We arrived on the boulevard, but the heat, fatigue, and knee had got the better of me.  I’m not good at goodbyes. In fact, I would even say that I hate them.  We hugged goodbye, and I descended into the abyss of the Paris metro, arriving parched at the hotel to fetch my bag.  I must have looked awful as the guy went and got me some water.  Maybe looking like a fat old guy has certain advantages to it?  I took my bag and crossed the road to the Montparnasse train station.  I could buy some food and water.  Knowing exactly where I would go to eat and drink, English voices that reminded me of young English public school boys filtered through.  It’s always strange hearing your own language in a foreign country, even though you might expect it in Paris.

I was headed to the platform when my train came up on the boards.  My electronic ticket worked and allowed me through the gates.  I boarded the train and sat at a table for four.  The other seats were taken, but being in first class, people attempted to be quiet.  The lady opposite me offered to take my bag for me and put it in the rack at the end of the carriage.  I felt guilty because it was heavy, but she was very gracious about it.  My headphones and tablet gave me that sense of privacy and I watched YouTube on the way home.  In the group chat, I informed everyone that my train was on time and I wished them a pleasant trip home.  Normally it was planned that my son was going to pick me up at the station in Nantes, but Virginie told me to get a ticket from Nantes to Montaigu, which I did at Montparnasse and told me she would pick me up at the station in Montaigu.

Once home, I just got naked and went to bed, in a very non-sexy way.  I just wanted to get to sleep as soon as possible.  Work would start at 5am the next morning.  Not the easiest of things.  It was a wonderful weekend, and I was so happy to have met up with friends from home and Sergio from Nantes.  It was like having a bit of home coming to see me and was just what the doctor had ordered. With all the various Facebook posts and reels, and I suppose this article, we have dragged that weekend out to nearly three weeks.

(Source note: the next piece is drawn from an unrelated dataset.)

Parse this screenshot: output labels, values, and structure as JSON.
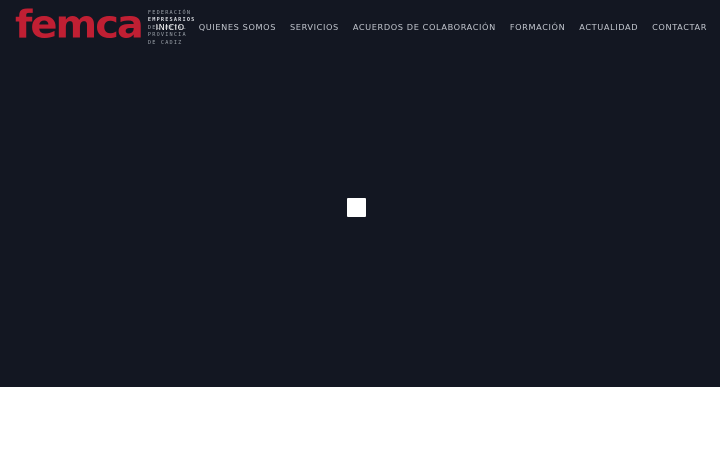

So Happy Birthday Vanessa.  Welcome to the 50-year-old club.  It would appear that it happens to the very best of us.